* _Task goal_:
Among the entries, which lines carry the string "month"? Copy every one.

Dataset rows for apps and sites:
■ ■ ■

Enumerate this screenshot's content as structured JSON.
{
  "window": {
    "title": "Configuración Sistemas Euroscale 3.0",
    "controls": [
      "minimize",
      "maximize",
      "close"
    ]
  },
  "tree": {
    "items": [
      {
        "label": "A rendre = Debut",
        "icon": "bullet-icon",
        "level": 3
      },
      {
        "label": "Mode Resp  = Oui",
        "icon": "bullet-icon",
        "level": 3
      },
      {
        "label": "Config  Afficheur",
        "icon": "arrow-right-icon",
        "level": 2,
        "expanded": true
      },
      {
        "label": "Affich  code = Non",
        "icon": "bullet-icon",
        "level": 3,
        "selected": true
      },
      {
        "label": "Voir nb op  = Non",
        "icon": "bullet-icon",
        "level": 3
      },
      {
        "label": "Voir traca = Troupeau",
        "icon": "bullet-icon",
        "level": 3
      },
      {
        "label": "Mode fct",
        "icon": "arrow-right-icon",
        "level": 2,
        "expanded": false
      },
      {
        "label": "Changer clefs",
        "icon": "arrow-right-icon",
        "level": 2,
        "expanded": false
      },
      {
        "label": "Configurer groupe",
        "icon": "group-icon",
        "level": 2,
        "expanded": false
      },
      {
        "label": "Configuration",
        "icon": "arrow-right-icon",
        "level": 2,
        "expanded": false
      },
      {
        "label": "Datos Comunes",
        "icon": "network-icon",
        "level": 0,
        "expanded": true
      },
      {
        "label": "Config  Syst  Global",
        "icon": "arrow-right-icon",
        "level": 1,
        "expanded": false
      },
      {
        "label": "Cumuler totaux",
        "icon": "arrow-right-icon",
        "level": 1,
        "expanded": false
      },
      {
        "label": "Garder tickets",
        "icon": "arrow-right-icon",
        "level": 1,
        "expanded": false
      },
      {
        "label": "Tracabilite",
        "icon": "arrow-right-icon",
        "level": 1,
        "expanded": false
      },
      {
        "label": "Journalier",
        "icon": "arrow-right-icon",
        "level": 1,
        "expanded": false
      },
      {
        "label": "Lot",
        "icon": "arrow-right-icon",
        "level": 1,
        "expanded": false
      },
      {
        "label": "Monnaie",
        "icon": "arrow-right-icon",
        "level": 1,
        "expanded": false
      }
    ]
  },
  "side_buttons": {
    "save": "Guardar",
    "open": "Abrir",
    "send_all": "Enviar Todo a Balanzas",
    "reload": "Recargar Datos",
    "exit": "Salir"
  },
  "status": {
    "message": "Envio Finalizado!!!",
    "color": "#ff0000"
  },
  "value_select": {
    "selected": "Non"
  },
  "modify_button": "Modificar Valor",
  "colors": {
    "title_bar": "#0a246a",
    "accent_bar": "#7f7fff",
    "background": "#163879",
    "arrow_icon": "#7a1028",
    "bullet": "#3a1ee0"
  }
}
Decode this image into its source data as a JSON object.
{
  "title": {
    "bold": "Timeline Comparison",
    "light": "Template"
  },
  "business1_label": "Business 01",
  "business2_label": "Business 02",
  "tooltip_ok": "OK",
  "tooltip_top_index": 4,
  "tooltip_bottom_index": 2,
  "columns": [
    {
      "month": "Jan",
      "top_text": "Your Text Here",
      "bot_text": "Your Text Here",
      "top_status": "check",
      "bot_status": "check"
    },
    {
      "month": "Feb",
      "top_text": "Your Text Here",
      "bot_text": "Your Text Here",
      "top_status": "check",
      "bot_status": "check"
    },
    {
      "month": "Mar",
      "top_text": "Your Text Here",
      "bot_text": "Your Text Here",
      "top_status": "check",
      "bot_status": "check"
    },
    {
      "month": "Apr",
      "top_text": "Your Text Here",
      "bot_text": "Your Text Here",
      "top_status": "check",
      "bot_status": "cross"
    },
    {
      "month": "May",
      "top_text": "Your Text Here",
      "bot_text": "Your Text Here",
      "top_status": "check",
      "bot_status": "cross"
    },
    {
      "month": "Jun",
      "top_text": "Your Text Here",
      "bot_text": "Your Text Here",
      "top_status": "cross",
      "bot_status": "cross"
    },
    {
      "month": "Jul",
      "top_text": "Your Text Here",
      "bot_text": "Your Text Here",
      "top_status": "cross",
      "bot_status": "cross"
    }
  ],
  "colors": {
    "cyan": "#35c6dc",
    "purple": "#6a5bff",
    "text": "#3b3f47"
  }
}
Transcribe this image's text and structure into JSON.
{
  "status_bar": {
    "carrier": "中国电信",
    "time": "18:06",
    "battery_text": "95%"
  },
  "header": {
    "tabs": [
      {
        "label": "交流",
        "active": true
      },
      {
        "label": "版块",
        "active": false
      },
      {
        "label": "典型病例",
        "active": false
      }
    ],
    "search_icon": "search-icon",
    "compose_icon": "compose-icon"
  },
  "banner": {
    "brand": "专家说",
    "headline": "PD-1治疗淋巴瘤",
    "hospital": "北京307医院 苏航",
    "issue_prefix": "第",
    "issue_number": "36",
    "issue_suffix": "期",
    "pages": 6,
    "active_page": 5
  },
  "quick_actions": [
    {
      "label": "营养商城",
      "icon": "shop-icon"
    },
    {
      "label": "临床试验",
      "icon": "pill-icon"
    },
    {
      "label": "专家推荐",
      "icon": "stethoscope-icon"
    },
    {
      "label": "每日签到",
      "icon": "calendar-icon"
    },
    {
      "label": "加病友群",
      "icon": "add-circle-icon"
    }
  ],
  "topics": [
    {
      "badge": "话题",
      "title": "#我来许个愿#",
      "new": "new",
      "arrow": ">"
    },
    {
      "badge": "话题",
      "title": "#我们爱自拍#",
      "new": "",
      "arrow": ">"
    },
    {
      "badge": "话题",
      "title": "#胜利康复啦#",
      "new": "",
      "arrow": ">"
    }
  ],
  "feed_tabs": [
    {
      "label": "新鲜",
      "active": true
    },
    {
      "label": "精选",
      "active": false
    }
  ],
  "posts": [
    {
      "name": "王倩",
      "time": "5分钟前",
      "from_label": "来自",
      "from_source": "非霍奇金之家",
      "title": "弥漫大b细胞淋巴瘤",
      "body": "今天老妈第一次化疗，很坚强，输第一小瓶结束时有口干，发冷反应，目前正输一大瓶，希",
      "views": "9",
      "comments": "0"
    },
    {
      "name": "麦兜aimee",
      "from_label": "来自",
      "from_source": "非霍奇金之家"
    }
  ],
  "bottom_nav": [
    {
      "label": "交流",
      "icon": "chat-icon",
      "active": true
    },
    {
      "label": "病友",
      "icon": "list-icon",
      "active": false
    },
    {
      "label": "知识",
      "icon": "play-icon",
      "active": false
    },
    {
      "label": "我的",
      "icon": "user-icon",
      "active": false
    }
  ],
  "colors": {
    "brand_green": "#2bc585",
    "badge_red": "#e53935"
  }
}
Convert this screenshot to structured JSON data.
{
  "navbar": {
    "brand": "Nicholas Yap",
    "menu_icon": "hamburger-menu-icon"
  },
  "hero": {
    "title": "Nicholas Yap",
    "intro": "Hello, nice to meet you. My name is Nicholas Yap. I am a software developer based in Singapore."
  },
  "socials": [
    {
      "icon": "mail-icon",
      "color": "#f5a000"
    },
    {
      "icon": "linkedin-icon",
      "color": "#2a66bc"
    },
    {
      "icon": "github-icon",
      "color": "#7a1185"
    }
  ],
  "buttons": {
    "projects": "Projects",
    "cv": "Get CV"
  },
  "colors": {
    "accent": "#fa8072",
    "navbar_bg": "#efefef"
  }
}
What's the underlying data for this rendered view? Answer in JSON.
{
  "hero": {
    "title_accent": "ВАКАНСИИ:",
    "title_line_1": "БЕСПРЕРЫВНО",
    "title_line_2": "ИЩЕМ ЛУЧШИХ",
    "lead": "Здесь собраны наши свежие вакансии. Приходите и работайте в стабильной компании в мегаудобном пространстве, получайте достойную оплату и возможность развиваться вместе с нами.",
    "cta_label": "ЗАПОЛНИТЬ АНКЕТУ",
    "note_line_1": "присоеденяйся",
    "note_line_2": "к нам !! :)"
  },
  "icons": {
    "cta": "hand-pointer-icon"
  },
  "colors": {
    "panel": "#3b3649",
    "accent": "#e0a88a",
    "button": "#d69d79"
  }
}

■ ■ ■

* _Exercise response_:
      "month": "Jan",
      "month": "Feb",
      "month": "Mar",
      "month": "Apr",
      "month": "May",
      "month": "Jun",
      "month": "Jul",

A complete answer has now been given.